Actually, Cal, I didn't intend that line to mean that I knew for a fact that "Legal" was the family name; I meant it more in the "even if it is" sense. The "family name" line is what I was told by a waitress there once--I've been there a number of times--but she was kind of a ditz who later got the orders all wrong, so I don't know if I should rely on her answer. In fact...

...as I write this I'm also doing a little background research, and I find this:

"Since 1950 when George Berkowitz opened his fish market next to his father's grocery store in Inman Square in Cambridge, MA, the 'Legal' name has been synonymous with quality and freshness. This humble seafood market was named after his father Harry’s 'Legal Cash Market' where customers were given 'Legal Stamps' (forerunners of S&H green stamps) with their purchases..."

I still don't know if that fully explains how they came up with the "Legal" name in the first place, but at least, as the late Paul Harvey might have put it, "Now we know part of the rest of the story."

Steven Sashen said...

I think the "So, No to $100k? How 'bout $50k?" technique is great. My dad negotiated that way.

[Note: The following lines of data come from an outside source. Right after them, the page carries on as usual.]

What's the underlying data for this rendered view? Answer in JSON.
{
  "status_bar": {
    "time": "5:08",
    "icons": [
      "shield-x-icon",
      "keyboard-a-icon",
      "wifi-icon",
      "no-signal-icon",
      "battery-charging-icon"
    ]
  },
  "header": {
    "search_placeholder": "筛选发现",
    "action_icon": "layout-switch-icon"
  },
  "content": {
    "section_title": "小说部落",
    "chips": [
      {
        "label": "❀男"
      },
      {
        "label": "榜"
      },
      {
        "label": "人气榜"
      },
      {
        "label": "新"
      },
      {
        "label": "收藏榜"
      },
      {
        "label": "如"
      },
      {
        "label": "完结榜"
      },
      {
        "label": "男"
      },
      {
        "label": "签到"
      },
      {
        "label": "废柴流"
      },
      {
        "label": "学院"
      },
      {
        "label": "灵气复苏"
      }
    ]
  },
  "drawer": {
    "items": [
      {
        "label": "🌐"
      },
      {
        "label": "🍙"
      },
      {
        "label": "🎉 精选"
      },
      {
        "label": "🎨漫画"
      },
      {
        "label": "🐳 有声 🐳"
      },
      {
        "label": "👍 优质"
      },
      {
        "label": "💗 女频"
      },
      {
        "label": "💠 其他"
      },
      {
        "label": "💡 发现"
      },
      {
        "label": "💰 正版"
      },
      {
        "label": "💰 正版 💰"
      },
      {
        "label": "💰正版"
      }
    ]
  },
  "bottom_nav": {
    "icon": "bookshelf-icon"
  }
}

Once, in a lawsuit, the other party (who admitted they were responsible), said, "What would you settle for?" My father said, "7,000."

They replied, "$1,000." To which my dad said, "$8,000."

"WHAT! You can't go UP!"

"Okay, $9,000."

"But you said, $7,000"

"Now it's $10,000."

"Wait, wait. How 'bout $8,000?!" they practically begged.

They settled at $8860.

Steve Salerno said...

Steven: I like your father's style.

Of course, that assumes you have two parties with equal interest in reaching accord. Somehow I don't think that approach would work with, say, today's GM:

"Car buyers! Take home the new GMC Eco-buster All-Wheel-Drive this week for $34,000...or else we'll charge you $44,000 next time!"

To which the prospective buyer replies, "Uh, I wouldn't buy that piece of s**t for $14,000," and he gets in his Toyota RAV4 and drives away.

Steven Sashen said...

True. You need the right context for my dad's technique.

Though I have heard him at a car dealership having this conversation:

Dealer: How much do you want to pay for this car?

Dad: $1

Dealer: I'm serious.

Dad: Me, too... I *want* to pay $1. If you keep asking me stupid negotiating questions, I'm leaving.

Dealer: Okay... so, seriously, what do you want to pay?

Dad: *walks out*

Steve Salerno said...

Steven: But the funny part is, I think a lot of dealers would take that offer. Seriously. Have you seen the ads they're running? "Buy a new Buick and we'll throw in a Cadillac and a set of Go-Karts for the kids! Plus, you get a $10,000 rebate! [Note: This will come directly from Washington as part of the TARP legislation.] And if you should lose your job, we'll not only make your car payments for three months but send Jessica Simpson over to lift your spirits for a while..."

Anonymous said...

Best Life is gone? I liked that mag. Men's Vogue is gone too. I wonder if GQ and Esquire are far behind.